From Dec. 14 through Dec. 21, we opened 17 Income Madness trades during six back-to-back live trading sessions. And we closed all of those trades at a profit before it was time to pop the champagne and ring in the new year.
It’s true we had the market in our favor almost every day except for the sudden sell-off on Dec. 20, spurred in part by disappointing earnings from delivery giant FedEx (FDX). But that was far from the only reason for our success.
We focused on trading higher implied volatility (IV) stocks, such as cloud-based artificial intelligence lending platform Upstart (UPST), cosmetic and skin care products maker e.l.f. Beauty (ELF) and pharmaceutical company Eli Lilly (LLY), a stock that is on many traders’ radars due to the hype surrounding obesity drugs. High IV translates into higher option premiums for option sellers like us.
We also selected options with strike prices that had an 80% or better probability of finishing out of the money (OTM), thus significantly improving our odds of closing winning trades.
Finally, we set target exit prices at 60% to 70% of max profit. This allowed us to essentially automate our profits while capitalizing on intraday volatility. Rather than holding to expiration to try to capture the last few cents in premium, we were able to turn over our capital quickly, redeploying it on new lucrative opportunities.
When all was said and done, we ended Income Madness with over $3,400 of profit in our live account, providing traders with a nice cash infusion ahead of the holidays.
Here’s a look at every trade we made during Income Madness:
As you can see above, the length of time we spent in a trade ranged from one day to 12 days. Our average time in a position was just one week, underscoring the short-term nature of this trading program.
We used a handful of different option-selling strategies, predominately selling cash-secured puts and bull put spreads, and trading one buy/write position.
We averaged a 1% return on our cash-secured puts and buy/write position, while our average spread returned 7.5%.
The higher return potential of spreads was abundantly apparent the second time we traded e.l.f. Beauty.
During live trading, we recommended both a short put and a put spread, telling traders to select the strategy that best suited their trading goals and risk profile.
Both trades were profitable, and the short put yielded a higher dollar amount per contract of $85. However, we collected more total income on the put spread by selling five contracts, booking $300 in profit.
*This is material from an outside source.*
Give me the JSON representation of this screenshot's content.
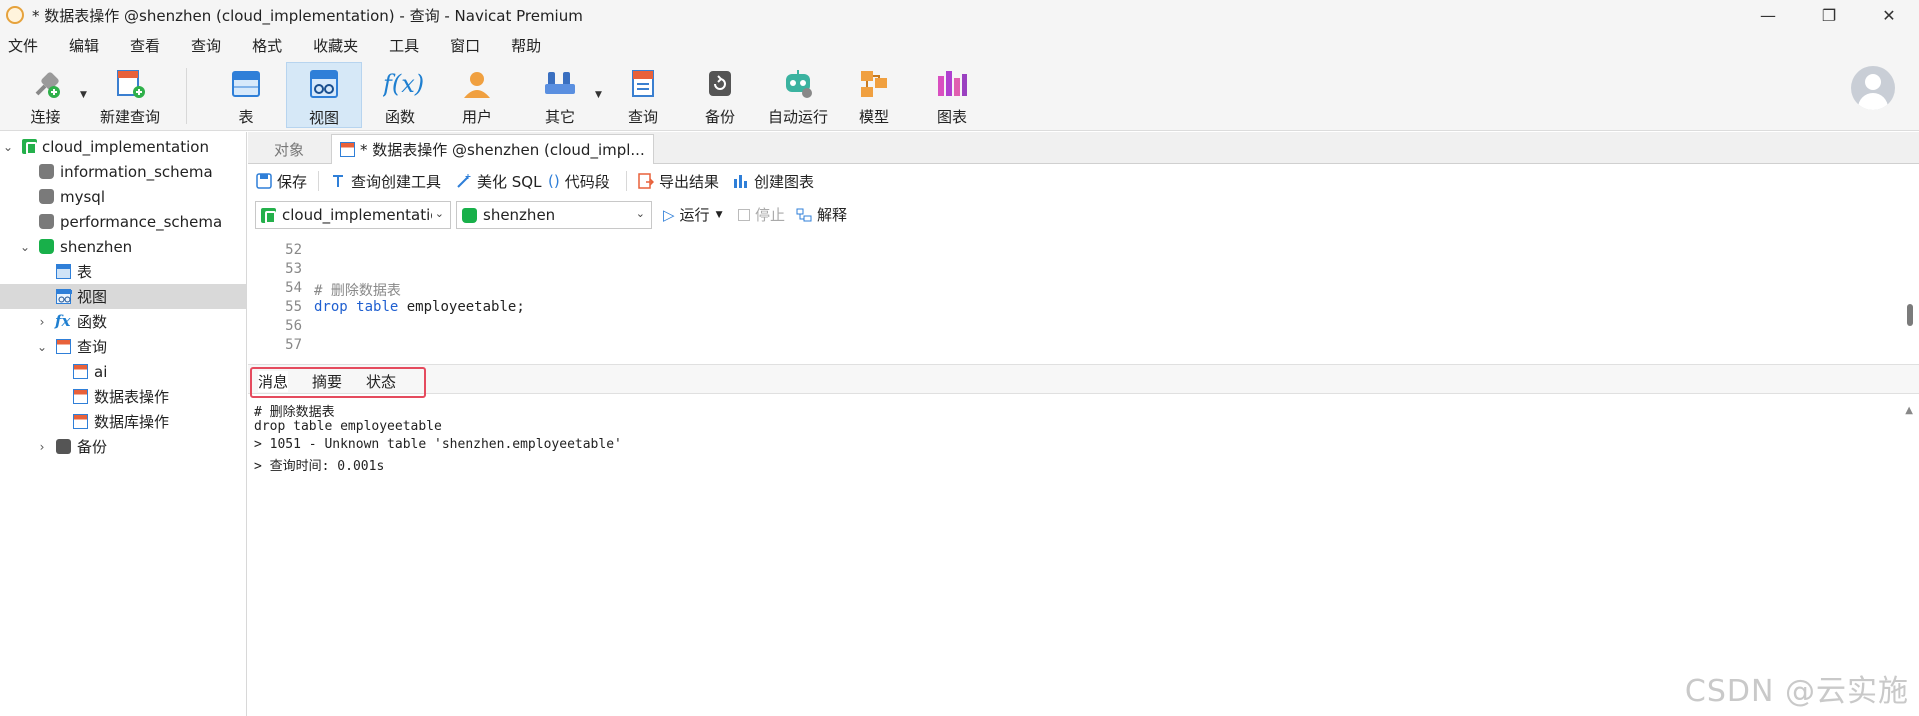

And we earned a higher rate of return of 10% on the $5,000 in capital required for the spread position versus 0.6% on the $13,900 required for a single sold put contract.
We’ll be looking to employ similar tactics during our next round of Income Madness in February, while continuing to target high IV stocks and stick to our trade parameters and goals. We hope you can join us!